what causes tinnitus?
Tinnitus refers to a sound in one or both of the ears, usually a ringing or buzzing noise, that happens without external sound stimulus. Tinnitus is fairly common-- About one in five people aged 55 to 65 years old suffer from this condition.
Tinnitus isn’t a disease. Instead, it’s a symptom that can arise from many different causes, including ear infections and other diseases, certain drugs, blocked auditory canals, foreign objects, and wax buildup. Still, the single most common cause of tinnitus is noise-induced hearing loss.
One of the common root causes of tinnitus is damage to the cells of the inner ear. These small, sensitive, hair-like cells respond to changes in air pressure generated by sound waves entering your ear. This stimulation spurs the cells to send a nerve impulse from your ear to your brain; the brain then interprets these impulses as sound. If these cells become damaged or broken, they can transmit random “static” noise, which you may hear as an annoying buzzing or ringing sound in your ears.
Common causes of tinnitus
In my practice, I often treat patients whose tinnitus resulted from the following frequent causes—
Age-related loss of hearing. As with the other senses, beginning at about 60 years of age hearing usually worsens; the medical term is presbycusis. In general, loss of hearing often leads to tinnitus.
Noise-induced hearing loss. Over time, exposure to loud noise can cause hearing loss and result in tinnitus. Industrial machinery, loud saws and firearms are often blamed for noise-induced hearing loss. And, music consistently played at loud volumes over long periods of time can also cause hearing loss and tinnitus.
Although most problems of “ringing in the ears” caused by short-term exposure to loud music, concerts or noise usually disappear quickly on their own, still I recommend a certain tinnitus treatment that works well with many patients whose tinnitus has resulted from long-term exposure to loud music or noise.
Ear canals blocked by earwax. Earwax is naturally produced by the body to help clean and protect the ear canal; it serves to trap dirt and inhibit the growth of bacteria. Yet, when it accumulates and hardens into a cerumen impaction, earwax can cause hearing loss or irritation leading to tinnitus.

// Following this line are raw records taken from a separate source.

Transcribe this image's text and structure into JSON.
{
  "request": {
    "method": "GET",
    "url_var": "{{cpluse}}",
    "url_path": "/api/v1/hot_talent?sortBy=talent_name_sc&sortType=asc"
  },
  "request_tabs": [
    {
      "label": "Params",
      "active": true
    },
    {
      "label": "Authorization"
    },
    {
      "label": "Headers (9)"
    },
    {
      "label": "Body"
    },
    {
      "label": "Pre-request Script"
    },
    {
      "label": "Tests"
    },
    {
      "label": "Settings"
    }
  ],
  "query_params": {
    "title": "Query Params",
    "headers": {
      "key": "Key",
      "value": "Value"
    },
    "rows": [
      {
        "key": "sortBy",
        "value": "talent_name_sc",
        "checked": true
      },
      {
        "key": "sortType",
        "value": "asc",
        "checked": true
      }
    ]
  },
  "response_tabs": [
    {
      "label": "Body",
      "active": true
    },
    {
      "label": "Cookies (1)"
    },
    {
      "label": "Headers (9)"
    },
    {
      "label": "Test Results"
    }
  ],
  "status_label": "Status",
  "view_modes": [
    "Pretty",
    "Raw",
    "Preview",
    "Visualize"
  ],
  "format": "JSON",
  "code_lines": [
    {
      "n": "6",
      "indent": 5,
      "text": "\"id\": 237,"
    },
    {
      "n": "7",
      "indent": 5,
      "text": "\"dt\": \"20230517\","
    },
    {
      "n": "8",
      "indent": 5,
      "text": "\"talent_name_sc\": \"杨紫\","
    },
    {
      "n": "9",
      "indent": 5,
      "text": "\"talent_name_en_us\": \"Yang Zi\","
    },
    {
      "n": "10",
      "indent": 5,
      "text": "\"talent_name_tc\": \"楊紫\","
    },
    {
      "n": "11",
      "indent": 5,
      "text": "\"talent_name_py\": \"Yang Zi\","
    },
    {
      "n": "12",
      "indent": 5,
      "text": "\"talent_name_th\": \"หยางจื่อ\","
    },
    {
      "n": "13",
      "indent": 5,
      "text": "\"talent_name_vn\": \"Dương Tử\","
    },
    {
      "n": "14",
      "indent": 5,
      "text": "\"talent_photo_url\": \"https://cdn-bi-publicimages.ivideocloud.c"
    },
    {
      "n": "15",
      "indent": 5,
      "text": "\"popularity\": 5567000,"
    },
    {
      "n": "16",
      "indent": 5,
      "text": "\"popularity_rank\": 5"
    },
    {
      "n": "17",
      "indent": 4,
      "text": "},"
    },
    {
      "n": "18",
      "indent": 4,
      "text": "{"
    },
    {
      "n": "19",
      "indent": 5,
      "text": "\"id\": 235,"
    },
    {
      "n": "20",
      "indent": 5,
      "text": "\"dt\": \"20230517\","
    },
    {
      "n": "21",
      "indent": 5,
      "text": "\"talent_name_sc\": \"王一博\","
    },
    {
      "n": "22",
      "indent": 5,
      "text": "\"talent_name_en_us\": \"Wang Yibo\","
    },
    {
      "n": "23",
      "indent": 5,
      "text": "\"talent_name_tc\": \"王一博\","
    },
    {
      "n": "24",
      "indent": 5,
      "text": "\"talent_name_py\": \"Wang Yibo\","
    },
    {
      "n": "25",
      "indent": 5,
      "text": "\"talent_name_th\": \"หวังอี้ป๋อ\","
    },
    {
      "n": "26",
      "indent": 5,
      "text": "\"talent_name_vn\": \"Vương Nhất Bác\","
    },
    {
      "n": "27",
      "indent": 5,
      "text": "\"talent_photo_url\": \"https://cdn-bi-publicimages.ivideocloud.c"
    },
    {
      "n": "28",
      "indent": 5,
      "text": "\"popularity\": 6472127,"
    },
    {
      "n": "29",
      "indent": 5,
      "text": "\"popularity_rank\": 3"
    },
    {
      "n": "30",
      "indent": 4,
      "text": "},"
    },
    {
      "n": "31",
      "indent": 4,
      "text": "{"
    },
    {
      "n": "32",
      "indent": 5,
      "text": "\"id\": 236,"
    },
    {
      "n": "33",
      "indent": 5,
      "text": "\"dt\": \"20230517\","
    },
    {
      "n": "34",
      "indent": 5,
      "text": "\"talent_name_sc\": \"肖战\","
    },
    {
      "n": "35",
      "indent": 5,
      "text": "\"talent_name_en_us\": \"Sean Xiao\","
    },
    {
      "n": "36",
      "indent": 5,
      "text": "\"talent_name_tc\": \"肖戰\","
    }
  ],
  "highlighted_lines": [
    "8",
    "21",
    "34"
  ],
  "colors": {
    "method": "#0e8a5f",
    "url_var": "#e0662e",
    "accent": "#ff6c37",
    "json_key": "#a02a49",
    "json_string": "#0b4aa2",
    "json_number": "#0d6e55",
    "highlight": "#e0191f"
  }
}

Changes in the ear bones. Some people suffer a problem from stiffening of the bones of the inner ear as a result of abnormal bone growth, called otosclerosis; this seems to be a family trait.
Other, less-common causes of tinnitus abound, but none are a standard as the ones listed above.